The answer should contain all of the data, retyped without any alteration.

(RECORDED INFORMATION Opens)

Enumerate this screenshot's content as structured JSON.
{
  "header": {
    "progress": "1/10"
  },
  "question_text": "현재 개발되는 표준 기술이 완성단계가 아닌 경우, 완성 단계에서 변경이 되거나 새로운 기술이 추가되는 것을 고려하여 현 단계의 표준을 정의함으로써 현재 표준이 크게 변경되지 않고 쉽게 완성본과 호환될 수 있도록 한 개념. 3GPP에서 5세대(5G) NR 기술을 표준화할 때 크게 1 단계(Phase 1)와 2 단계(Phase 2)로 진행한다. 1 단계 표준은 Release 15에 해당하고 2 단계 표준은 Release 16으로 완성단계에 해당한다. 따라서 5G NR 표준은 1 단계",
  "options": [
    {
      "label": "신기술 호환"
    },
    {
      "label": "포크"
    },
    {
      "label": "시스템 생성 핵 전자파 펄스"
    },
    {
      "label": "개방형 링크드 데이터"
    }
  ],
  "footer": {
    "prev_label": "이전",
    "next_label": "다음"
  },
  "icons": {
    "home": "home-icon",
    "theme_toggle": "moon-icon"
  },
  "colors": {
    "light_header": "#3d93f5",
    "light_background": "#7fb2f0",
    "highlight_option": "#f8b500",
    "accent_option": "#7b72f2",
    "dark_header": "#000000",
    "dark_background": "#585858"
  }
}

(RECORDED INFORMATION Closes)

▶ _COMPLETED TASK_:
Enumerate this screenshot's content as structured JSON.
{
  "header": {
    "progress": "1/10"
  },
  "question_text": "현재 개발되는 표준 기술이 완성단계가 아닌 경우, 완성 단계에서 변경이 되거나 새로운 기술이 추가되는 것을 고려하여 현 단계의 표준을 정의함으로써 현재 표준이 크게 변경되지 않고 쉽게 완성본과 호환될 수 있도록 한 개념. 3GPP에서 5세대(5G) NR 기술을 표준화할 때 크게 1 단계(Phase 1)와 2 단계(Phase 2)로 진행한다. 1 단계 표준은 Release 15에 해당하고 2 단계 표준은 Release 16으로 완성단계에 해당한다. 따라서 5G NR 표준은 1 단계",
  "options": [
    {
      "label": "신기술 호환"
    },
    {
      "label": "포크"
    },
    {
      "label": "시스템 생성 핵 전자파 펄스"
    },
    {
      "label": "개방형 링크드 데이터"
    }
  ],
  "footer": {
    "prev_label": "이전",
    "next_label": "다음"
  },
  "icons": {
    "home": "home-icon",
    "theme_toggle": "moon-icon"
  },
  "colors": {
    "light_header": "#3d93f5",
    "light_background": "#7fb2f0",
    "highlight_option": "#f8b500",
    "accent_option": "#7b72f2",
    "dark_header": "#000000",
    "dark_background": "#585858"
  }
}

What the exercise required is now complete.